Right now I’m reading a superb biography on Jonathan Swift (1667 – 1745) by Leo Damrosch. Swift is one of the most memorable personalities in the history of literature. This biography is hard to put down. The book is a masterpiece of prose and storytelling itself. Swift was an essayist and satirist with a sharp mind and a burning wit. For me, Swift’s most memorable quotes, the ones that remain in my mind when I think of Swift, are:
“The latter part of a wise man’s life is taken up in curing the follies, prejudices, and false opinions he had contracted in the former.”
“Falsehood flies, and truth comes limping after it, so that when men come to be undeceived, it is too late; the jest is over, and the tale hath had its effect: like a man, who hath thought of a good repartee when the discourse is changed, or the company parted; or like a physician, who hath found out an infallible medicine, after the patient is dead.”
“If a man would register all his opinions upon love, politics, religion, learning, etc., beginning from his youth and so go on to old age, what a bundle of inconsistencies and contradictions would appear at last!”
“There is nothing in this world constant, but inconstancy.”
“…the most pernicious race of odious vermin that Nature ever suffered to crawl upon the surface of the earth.”
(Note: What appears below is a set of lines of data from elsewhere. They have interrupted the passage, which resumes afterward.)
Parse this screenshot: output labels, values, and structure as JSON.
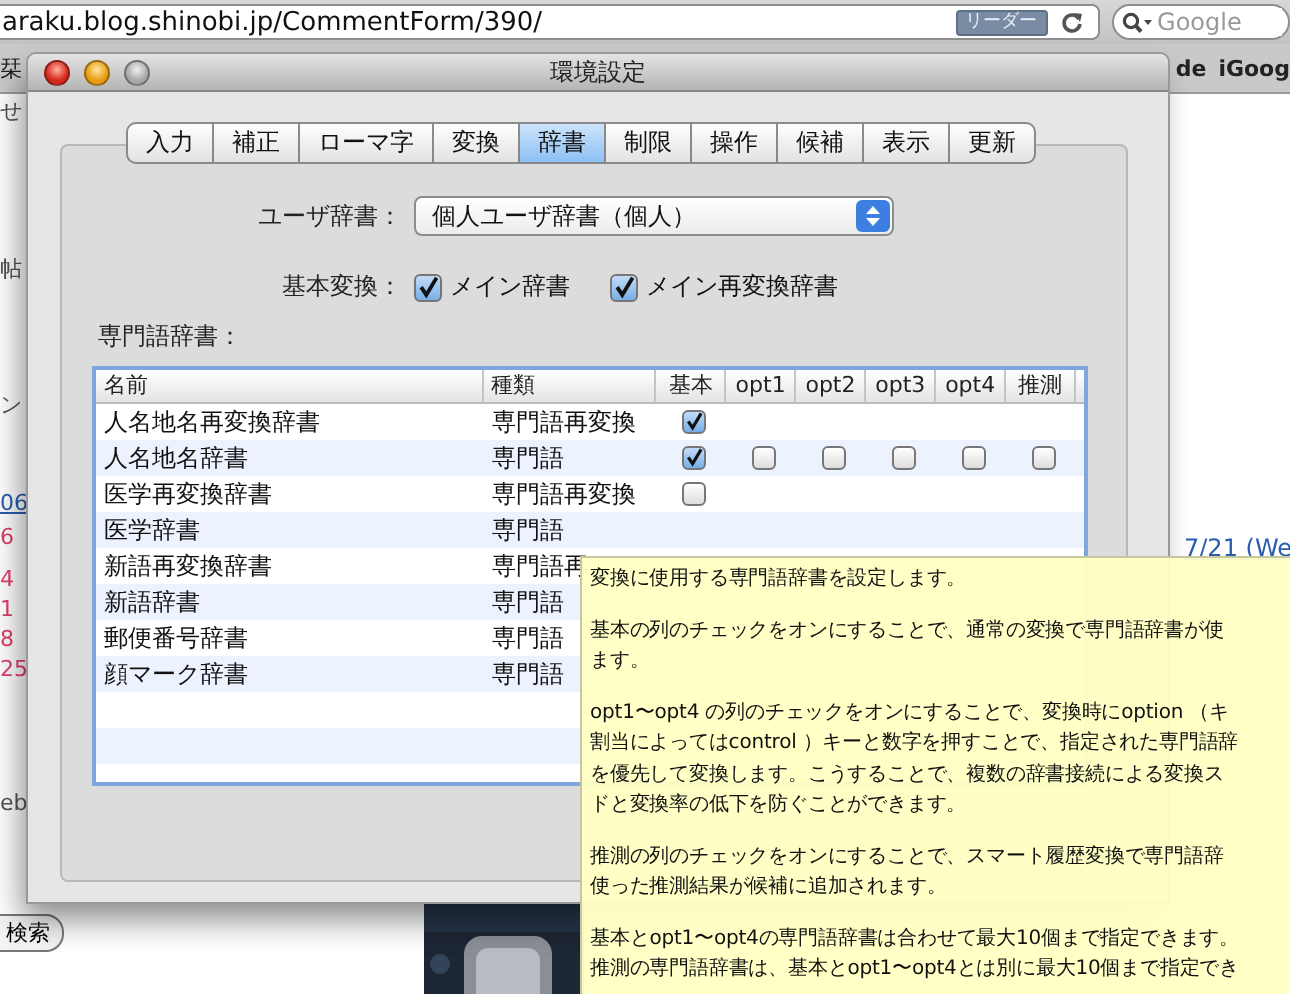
{
  "browser": {
    "url": "araku.blog.shinobi.jp/CommentForm/390/",
    "reader_button": "リーダー",
    "search": {
      "placeholder": "Google"
    },
    "bookmarks_left": [
      "栞"
    ],
    "bookmarks_right": [
      "de",
      "iGoog"
    ],
    "page_fragments": [
      {
        "text": "せ",
        "kind": "plain"
      },
      {
        "text": "帖",
        "kind": "plain"
      },
      {
        "text": "ン",
        "kind": "plain"
      },
      {
        "text": "06",
        "kind": "link"
      },
      {
        "text": "6",
        "kind": "number"
      },
      {
        "text": "4",
        "kind": "number"
      },
      {
        "text": "1",
        "kind": "number"
      },
      {
        "text": "8",
        "kind": "number"
      },
      {
        "text": "25",
        "kind": "number"
      },
      {
        "text": "eb",
        "kind": "plain"
      }
    ],
    "date_link": "7/21 (We",
    "search_button": "検索"
  },
  "window": {
    "title": "環境設定"
  },
  "tabs": [
    {
      "label": "入力",
      "selected": false
    },
    {
      "label": "補正",
      "selected": false
    },
    {
      "label": "ローマ字",
      "selected": false
    },
    {
      "label": "変換",
      "selected": false
    },
    {
      "label": "辞書",
      "selected": true
    },
    {
      "label": "制限",
      "selected": false
    },
    {
      "label": "操作",
      "selected": false
    },
    {
      "label": "候補",
      "selected": false
    },
    {
      "label": "表示",
      "selected": false
    },
    {
      "label": "更新",
      "selected": false
    }
  ],
  "user_dictionary": {
    "label": "ユーザ辞書：",
    "value": "個人ユーザ辞書（個人）"
  },
  "basic_conversion": {
    "label": "基本変換：",
    "options": [
      {
        "label": "メイン辞書",
        "checked": true
      },
      {
        "label": "メイン再変換辞書",
        "checked": true
      }
    ]
  },
  "table": {
    "label": "専門語辞書：",
    "columns": [
      "名前",
      "種類",
      "基本",
      "opt1",
      "opt2",
      "opt3",
      "opt4",
      "推測"
    ],
    "rows": [
      {
        "name": "人名地名再変換辞書",
        "type": "専門語再変換",
        "checks": [
          {
            "checked": true
          }
        ]
      },
      {
        "name": "人名地名辞書",
        "type": "専門語",
        "checks": [
          {
            "checked": true
          },
          {
            "checked": false
          },
          {
            "checked": false
          },
          {
            "checked": false
          },
          {
            "checked": false
          },
          {
            "checked": false
          }
        ]
      },
      {
        "name": "医学再変換辞書",
        "type": "専門語再変換",
        "checks": [
          {
            "checked": false
          }
        ]
      },
      {
        "name": "医学辞書",
        "type": "専門語"
      },
      {
        "name": "新語再変換辞書",
        "type": "専門語再"
      },
      {
        "name": "新語辞書",
        "type": "専門語"
      },
      {
        "name": "郵便番号辞書",
        "type": "専門語"
      },
      {
        "name": "顔マーク辞書",
        "type": "専門語"
      }
    ]
  },
  "tooltip": {
    "paragraphs": [
      [
        "変換に使用する専門語辞書を設定します。"
      ],
      [
        "基本の列のチェックをオンにすることで、通常の変換で専門語辞書が使",
        "ます。"
      ],
      [
        "opt1〜opt4 の列のチェックをオンにすることで、変換時にoption （キ",
        "割当によってはcontrol ）キーと数字を押すことで、指定された専門語辞",
        "を優先して変換します。こうすることで、複数の辞書接続による変換ス",
        "ドと変換率の低下を防ぐことができます。"
      ],
      [
        "推測の列のチェックをオンにすることで、スマート履歴変換で専門語辞",
        "使った推測結果が候補に追加されます。"
      ],
      [
        "基本とopt1〜opt4の専門語辞書は合わせて最大10個まで指定できます。",
        "推測の専門語辞書は、基本とopt1〜opt4とは別に最大10個まで指定でき"
      ]
    ]
  }
}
Swift is mostly known for his satirical story called Gulliver’s Travels. If you’re over 40 you may have had to read this story in middle school or high school. George Orwell, himself probably one of the top 5 English language essayists to ever pick up a pen, thought Gulliver’s Travels probably meant more to him than any other book ever written. Orwell said there was rarely a year that went by without him dipping into Swift’s classic. Orwell wrote an excellent essay on Swift well worth reading.
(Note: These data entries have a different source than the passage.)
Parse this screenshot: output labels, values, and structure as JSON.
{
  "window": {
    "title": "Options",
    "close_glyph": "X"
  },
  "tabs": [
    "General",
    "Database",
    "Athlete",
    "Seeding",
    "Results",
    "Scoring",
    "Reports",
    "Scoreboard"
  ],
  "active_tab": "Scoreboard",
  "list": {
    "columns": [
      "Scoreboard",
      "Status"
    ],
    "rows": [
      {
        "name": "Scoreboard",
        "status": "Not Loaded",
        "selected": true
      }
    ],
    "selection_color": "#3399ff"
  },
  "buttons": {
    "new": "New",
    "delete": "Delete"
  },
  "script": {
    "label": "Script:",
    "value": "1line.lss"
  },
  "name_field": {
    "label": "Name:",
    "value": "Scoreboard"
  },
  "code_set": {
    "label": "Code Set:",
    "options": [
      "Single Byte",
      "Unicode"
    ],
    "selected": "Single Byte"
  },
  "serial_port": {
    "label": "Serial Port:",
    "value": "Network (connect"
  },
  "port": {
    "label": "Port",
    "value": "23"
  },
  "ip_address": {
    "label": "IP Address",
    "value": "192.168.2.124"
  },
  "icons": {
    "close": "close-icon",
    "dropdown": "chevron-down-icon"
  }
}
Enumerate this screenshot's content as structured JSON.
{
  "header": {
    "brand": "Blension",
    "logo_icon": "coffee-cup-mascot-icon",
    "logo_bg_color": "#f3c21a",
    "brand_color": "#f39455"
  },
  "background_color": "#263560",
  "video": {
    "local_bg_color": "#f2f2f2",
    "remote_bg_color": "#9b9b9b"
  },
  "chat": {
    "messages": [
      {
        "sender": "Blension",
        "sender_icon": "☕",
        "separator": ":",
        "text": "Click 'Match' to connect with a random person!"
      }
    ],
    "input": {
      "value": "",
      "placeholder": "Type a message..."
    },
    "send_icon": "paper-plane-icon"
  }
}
What brought me to writing this post was a rather humorous passage in Damrosch’s biography that highlights Swift the writer and Swift the personality. Swift was not, at least in many of his writings, a politically correct writer. He didn’t suffer fools gladly and he had little patience for literary cant. On Page 209 of Damrosch’s book he writes:
Commenting on a history of the Church, he [Swift] once rewrote an overelaborate passage in order to bring it to life. Here is the original text, describing unworthy clergymen: “They are an insensible and degenerate race, who are thinking of nothing but their present advantages; and so that they may now support a luxurious and brutal course of irregular and voluptuous practices, they are easily hired to betray their religion, to sell their country, and to give up that liberty and those properties which are the present felicities and glories of this nation.” That’s barely readable. Swift’s version gets rid of the big words and abstractions, and leaps from the page: “The bulk of the clergy, and one third of the bishops, are stupid sons of whores, who think of nothing but getting money as soon as they can. If they may but procure enough to supply them in gluttony, drunkenness, and whoring, they are ready to turn traitors to God and their country, and make their fellow subjects slaves.”
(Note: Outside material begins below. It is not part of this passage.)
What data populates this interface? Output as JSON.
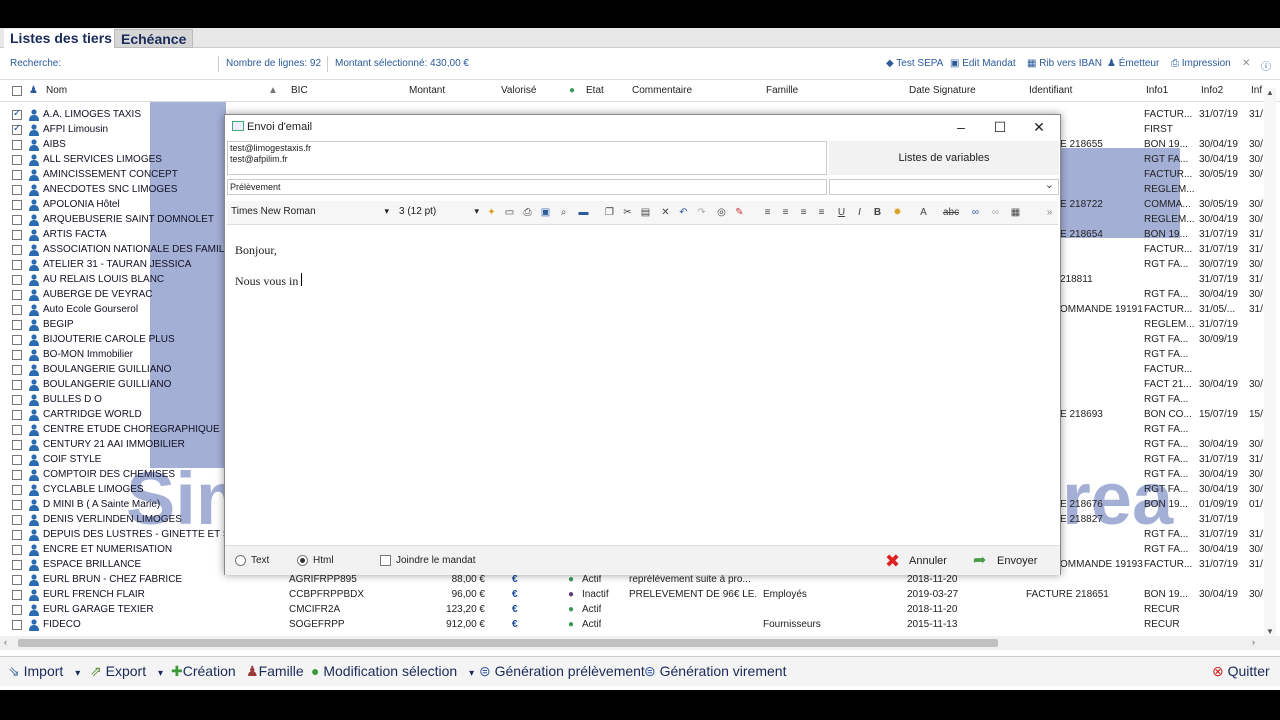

We could almost say this bitting, straightforward, no pulling punches writing style, is what we might call Swifting or the Art of Swifting.